4. Get Good Teammates – For writers that means find artists, marketers, agents, publishers, editors, critics. GOAT or no, Jordan won no titles without Pippen. LeBron won none without D-Wade (who won none without Shaquille O’Neal or LeBron). Writing takes an inordinate amount of individual effort. Publishing, however, is a team sport. You will not win it alone.

5. Ignore Haters, but listen to critics – this one will determine whether you succeed or fail, in my opinion. Coming out of college, the NBA draft thought Sam Bowie would be better than Jordan. Sam Who? When LeBron left Cleveland, haters said he would never win a championship. They said if he won one, no one would credit him because it would be Wade’s team. LeBron was Robin; D-Wade was Batman. When the Heat won the title, nobody said either thing. Haters don’t study history. If they had, they would have noticed LeBron was following the Jordan, Larry Bird, Magic Johnson model of playing with Hall of Famers. Lone Wolves don’t win titles. However, critics also said LeBron needed to play the low post and shoot more consistently. Year 1 with the Heat, he didn’t. They lost. Year 2, he did; they won.

6. Don’t measure success with numbers – Robert Horry won more titles than Jordan. Pippen won as many. Udonis Haslem has twice as many championship rings as LeBron. Give yourself permission to measure your success by achieving whatever it is you set out to achieve.

See, the lesson here is simple. Basketball is the key to understanding the universe. That’s why God made the planets round. We’re all part of the game. Life is a team sport. Play it to win.

Oh, the Places You’ll Go (if you get off your butt)

“You have brains in your head. You have feet in your shoes. You can steer yourself, any direction you choose. You’re on your own, and you know what you know. And you are the one who’ll decide where you’ll go. Oh the places you’ll go.” – Theodor Seuss Geisel (Dr. Seuss)

“I feel that luck is preparation meeting opportunity.” – Oprah Winfrey (Billionaire)

Tomorrow, you have an opportunity. The sun will rise (even if you can’t see it). Birds will sing (some will poop on your car). Something will be available you have never experienced. There will be a place, small in the universe, where you have never been.

Step out into the light, take the right at the fork in the road. Make endorphins. Create change. The world is a blank slate, and you have all the tools you need to grow just a little bit… tomorrow.  There is no limit to your mind, and none to your imagination. You simply have to turn the switch, and begin. See, there’s always a catch.

For most of my life, I considered myself to be a person of very little imagination. In fact, I thought so even through the writing of my first two books. Then I finished them, and people began to tell me they aren’t quite like anyone else’s books. So, while I may be a Bear of Very Little Imagination, I have learned to take it as far as it can go.

 “It’s never too late to be what you might have been.” – George Eliot

“Screw the fear.” – Jo Leigh

Opportunities are scary, stressful, horrid things. But, if you can manage to be more excited than fearful … oh, the places you’ll go.

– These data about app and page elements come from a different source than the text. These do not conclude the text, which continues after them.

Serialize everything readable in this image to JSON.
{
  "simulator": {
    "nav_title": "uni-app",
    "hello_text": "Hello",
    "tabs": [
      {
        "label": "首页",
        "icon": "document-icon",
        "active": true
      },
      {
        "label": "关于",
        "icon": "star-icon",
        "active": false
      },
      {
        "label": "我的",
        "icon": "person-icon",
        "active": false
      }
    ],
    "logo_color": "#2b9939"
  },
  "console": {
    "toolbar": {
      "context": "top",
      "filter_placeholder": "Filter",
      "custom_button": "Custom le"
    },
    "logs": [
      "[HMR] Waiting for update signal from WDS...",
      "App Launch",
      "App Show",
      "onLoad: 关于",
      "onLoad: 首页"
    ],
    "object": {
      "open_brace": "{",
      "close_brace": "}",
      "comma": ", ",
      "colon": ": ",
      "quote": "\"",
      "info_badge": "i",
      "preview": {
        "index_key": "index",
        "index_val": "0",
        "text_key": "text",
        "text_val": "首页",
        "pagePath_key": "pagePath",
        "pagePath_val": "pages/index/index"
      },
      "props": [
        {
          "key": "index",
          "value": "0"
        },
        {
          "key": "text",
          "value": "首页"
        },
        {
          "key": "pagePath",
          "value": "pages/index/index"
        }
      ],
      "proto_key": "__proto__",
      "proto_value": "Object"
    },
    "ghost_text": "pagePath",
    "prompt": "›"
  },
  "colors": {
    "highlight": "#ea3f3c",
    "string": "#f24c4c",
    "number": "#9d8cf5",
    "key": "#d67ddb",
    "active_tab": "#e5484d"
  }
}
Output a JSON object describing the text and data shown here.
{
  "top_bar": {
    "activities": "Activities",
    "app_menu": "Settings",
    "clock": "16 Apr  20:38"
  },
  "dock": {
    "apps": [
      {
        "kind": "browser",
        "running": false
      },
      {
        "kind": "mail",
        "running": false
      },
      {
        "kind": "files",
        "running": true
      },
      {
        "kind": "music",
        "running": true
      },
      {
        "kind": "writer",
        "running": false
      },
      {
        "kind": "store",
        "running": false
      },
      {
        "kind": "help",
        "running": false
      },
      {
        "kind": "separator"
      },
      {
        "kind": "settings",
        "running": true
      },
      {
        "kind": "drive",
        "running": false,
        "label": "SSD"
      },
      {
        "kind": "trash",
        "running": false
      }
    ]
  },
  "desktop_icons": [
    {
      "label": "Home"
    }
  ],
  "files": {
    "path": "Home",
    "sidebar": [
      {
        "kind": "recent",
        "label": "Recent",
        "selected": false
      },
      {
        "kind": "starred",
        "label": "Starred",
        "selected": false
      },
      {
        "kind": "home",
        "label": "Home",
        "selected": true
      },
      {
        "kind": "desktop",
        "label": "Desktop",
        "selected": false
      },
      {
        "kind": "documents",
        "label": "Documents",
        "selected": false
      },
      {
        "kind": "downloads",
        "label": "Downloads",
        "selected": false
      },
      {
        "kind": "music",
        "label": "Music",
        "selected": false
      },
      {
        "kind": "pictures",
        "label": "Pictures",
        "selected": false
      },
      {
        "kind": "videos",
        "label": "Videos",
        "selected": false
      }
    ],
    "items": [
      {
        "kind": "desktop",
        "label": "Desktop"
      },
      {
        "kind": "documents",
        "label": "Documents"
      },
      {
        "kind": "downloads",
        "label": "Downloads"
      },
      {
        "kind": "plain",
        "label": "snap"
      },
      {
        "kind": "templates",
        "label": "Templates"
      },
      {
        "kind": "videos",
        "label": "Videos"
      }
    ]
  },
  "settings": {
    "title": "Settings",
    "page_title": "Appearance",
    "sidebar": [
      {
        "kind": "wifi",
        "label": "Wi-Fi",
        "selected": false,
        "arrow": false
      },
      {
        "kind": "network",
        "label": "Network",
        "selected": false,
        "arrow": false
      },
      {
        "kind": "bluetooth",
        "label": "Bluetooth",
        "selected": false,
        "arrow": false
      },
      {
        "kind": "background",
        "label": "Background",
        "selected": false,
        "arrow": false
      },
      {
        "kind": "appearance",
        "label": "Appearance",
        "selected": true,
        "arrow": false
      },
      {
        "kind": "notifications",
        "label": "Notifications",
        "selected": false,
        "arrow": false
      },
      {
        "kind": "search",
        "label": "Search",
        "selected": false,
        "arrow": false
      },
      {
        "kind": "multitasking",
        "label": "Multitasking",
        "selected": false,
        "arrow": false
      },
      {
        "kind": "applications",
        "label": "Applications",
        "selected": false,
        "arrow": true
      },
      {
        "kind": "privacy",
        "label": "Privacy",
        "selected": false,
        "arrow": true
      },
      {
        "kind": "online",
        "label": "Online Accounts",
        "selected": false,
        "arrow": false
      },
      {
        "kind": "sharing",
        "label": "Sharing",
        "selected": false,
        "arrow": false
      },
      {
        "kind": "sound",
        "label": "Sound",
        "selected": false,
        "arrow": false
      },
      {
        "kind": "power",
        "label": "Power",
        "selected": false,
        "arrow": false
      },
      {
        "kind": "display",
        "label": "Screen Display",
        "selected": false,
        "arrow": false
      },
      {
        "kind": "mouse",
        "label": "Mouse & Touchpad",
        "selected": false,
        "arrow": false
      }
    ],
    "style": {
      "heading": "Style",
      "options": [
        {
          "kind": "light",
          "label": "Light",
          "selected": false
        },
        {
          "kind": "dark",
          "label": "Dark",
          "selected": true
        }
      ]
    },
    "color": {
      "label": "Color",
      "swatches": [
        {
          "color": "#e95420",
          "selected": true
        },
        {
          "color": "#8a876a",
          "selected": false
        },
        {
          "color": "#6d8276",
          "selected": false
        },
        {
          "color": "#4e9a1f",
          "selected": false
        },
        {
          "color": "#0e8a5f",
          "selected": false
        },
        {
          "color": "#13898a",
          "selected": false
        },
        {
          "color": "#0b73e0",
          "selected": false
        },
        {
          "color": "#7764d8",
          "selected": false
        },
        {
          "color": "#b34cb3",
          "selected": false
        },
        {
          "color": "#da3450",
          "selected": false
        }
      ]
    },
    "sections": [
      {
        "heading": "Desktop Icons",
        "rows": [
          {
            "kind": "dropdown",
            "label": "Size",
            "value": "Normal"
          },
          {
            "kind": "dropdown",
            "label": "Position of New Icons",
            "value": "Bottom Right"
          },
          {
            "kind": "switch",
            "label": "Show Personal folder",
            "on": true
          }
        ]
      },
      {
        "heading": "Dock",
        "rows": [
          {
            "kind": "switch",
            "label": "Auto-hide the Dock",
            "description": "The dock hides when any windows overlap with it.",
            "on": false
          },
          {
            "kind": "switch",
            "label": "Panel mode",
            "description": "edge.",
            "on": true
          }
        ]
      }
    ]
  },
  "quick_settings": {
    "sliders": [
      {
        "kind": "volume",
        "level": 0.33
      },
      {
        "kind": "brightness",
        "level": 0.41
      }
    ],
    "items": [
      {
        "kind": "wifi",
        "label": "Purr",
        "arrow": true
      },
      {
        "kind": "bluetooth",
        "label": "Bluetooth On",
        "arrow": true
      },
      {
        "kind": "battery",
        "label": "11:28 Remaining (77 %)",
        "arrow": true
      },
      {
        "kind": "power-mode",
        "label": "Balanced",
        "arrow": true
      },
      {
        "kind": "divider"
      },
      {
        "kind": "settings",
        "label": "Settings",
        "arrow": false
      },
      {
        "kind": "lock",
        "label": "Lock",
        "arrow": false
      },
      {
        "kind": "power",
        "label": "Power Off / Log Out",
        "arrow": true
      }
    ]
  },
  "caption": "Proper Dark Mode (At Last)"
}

“The creation of something new is not accomplished by the intellect but by the play instinct acting from inner necessity. The creative mind plays with the objects it loves.”
— Carl Jung (1875 – 1961)

“When I am working on a problem I never think about beauty. I only think about how to solve the problem. But when I have finished, if the solution is not beautiful, I know it is wrong.”
— Buckminster Fuller

Mr. Fuller has accurately described the creative process for me. I don’t have an end in mind, I just know it when I get there.

This was once a black and white shot of a cardinal in a tree. Cardinals, being gloriously red, object to being black and white. And, skies, being jealous of the birds’ colors (given they keep the floaty little things aloft) despise being so… well, grey.

So, now we’ve fixed it. All is right with the world.

Other problems are not so easily fixed… unless you view the problem as a blank sheet of paper, and yourself as a box of crayons. Then, they are even easier. God keep you strong.

Keep yourself cool.